North Broad Street could hardly have been less inviting yesterday afternoon: overcast, just above freezing, and wind gusts that set street signs clattering against utility poles.
Perfect for organizers of the third annual Project Homeless Connect, a one-stop outreach program where homeless people could drop by and get warm food, a haircut, and a chance to meet an assembly of social service, housing and treatment agencies.
The weather - a taste of what's to come for people who live on the streets - undoubtedly helped persuade many of the hundreds who crowded into the gymnasium behind the Salvation Army headquarters at Broad Street and Fairmount Avenue between noon and 5 p.m.
By about 3 p.m., roughly 320 homeless people had visited the program, said David Zega, an aide to Dainette M. Mintz, director of the city's main homeless agency, the Office of Supportive Housing.
Zega, who said about 500 were expected to visit the site by the day's end, said 30 people had been placed in housing or some appropriate treatment program.
Advocates for the homeless say one problem of trying to help them is that providers of crucial support services - veterans' benefits, drug, alcohol and mental health programs - are scattered around the city.
Yesterday's Project Homeless Connect, one of many held nationwide this week, enabled homeless people to meet representatives of the Salvation Army, the state Welfare Department, various homeless organizations and agencies, the U.S. Department of Veterans Affairs, and regional housing programs.
Mintz said such collaborations were essential to reduce the growing number of homeless people in Philadelphia.
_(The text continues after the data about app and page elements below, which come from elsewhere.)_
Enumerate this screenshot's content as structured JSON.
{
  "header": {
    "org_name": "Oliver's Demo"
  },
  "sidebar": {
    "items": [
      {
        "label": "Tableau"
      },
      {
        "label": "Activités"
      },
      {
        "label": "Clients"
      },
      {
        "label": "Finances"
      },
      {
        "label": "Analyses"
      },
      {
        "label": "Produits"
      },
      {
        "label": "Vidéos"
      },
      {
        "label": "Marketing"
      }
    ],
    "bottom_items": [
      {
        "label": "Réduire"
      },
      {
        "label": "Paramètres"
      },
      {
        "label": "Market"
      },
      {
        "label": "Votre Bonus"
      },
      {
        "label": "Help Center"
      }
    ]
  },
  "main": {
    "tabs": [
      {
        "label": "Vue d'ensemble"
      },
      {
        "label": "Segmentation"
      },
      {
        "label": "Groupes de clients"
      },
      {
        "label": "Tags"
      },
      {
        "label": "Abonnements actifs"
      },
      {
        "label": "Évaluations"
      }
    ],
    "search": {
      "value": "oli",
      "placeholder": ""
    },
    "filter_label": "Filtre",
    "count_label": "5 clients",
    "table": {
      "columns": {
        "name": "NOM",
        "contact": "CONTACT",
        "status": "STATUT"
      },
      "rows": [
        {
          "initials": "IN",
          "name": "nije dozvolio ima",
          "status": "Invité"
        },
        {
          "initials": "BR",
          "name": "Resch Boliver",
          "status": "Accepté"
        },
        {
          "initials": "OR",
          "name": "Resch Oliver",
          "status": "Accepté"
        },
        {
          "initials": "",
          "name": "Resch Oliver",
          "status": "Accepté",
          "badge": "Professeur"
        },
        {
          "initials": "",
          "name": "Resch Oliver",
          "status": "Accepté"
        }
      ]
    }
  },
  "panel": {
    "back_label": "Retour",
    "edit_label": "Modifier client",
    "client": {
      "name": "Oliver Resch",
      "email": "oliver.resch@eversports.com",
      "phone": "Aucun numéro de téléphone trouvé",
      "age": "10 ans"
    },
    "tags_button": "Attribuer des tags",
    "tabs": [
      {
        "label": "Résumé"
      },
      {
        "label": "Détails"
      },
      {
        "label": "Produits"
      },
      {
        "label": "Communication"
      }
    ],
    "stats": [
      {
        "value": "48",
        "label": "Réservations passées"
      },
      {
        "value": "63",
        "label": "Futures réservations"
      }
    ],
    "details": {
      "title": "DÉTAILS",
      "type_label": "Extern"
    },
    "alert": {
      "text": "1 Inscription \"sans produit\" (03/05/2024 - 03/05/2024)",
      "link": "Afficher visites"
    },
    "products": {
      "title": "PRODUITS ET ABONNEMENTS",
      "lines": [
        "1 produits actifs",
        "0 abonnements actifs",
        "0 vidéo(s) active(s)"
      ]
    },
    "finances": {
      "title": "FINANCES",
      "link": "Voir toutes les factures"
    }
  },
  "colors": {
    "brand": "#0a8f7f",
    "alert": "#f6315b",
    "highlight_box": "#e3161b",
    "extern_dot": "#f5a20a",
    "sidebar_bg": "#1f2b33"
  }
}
This summer's homeless count showed 621 people living on Center City streets - a 10-year high.
"Today is a demonstration of how we can come together in such partnerships," Mintz said. "As a fully engaged community, we have the capability to find and deliver lasting solutions to a problem we all have a significant stake in addressing."
Some of those visiting the project yesterday seemed to be on their way back from the streets.
Milo Thomas, 35, for example, said he had been clean and living for three months at Outley House, a shelter for 200 men in Southwest Philadelphia operated by Self Inc. with city funding.
That followed six months of living on the streets after he and his mother lost their public housing unit because of drug charges.
Thomas said he was arrested for sleeping in public behind Temple University - "I was loitering" - but the arrest triggered a criminal-record check that revealed an outstanding bench warrant for failing to appear in court.
After winding up for a time at the city's Curran-Fromhold Correctional Facility, Thomas was released to Outley House.
"It's hard losing your home," Thomas said. "You have to experience it. Your pride gets in the way. You don't want to go to places like this where you know they have resources there for you."
Yesterday, Thomas said, he was there to see friends and to try to help others take the steps he did.
"I'm here for the spiritual part, just being around all these people," Thomas said.
Others were at the beginning of their journey.
Michael Jones, 46, said he had come in just three days ago to the Ridge Center shelter, a block south on the other side of the old Divine Lorraine Hotel, after a year and a half on the streets around City Hall.
Jones said he had used cocaine since he was 11 and had spent seven years in a state prison on drug charges before being released in July 2005.
Jones insisted he had quit drugs and the streets for good this time and was working at reestablishing contact with his former wife and his three sons and daughter.
"We were together 17 years, and she stood by me," Jones said. "All I got to look forward to is the chance to get her back. It's a small chance, but I got to take care of myself first. If I do what I'm supposed to do, maybe I can make that an 85 percent chance."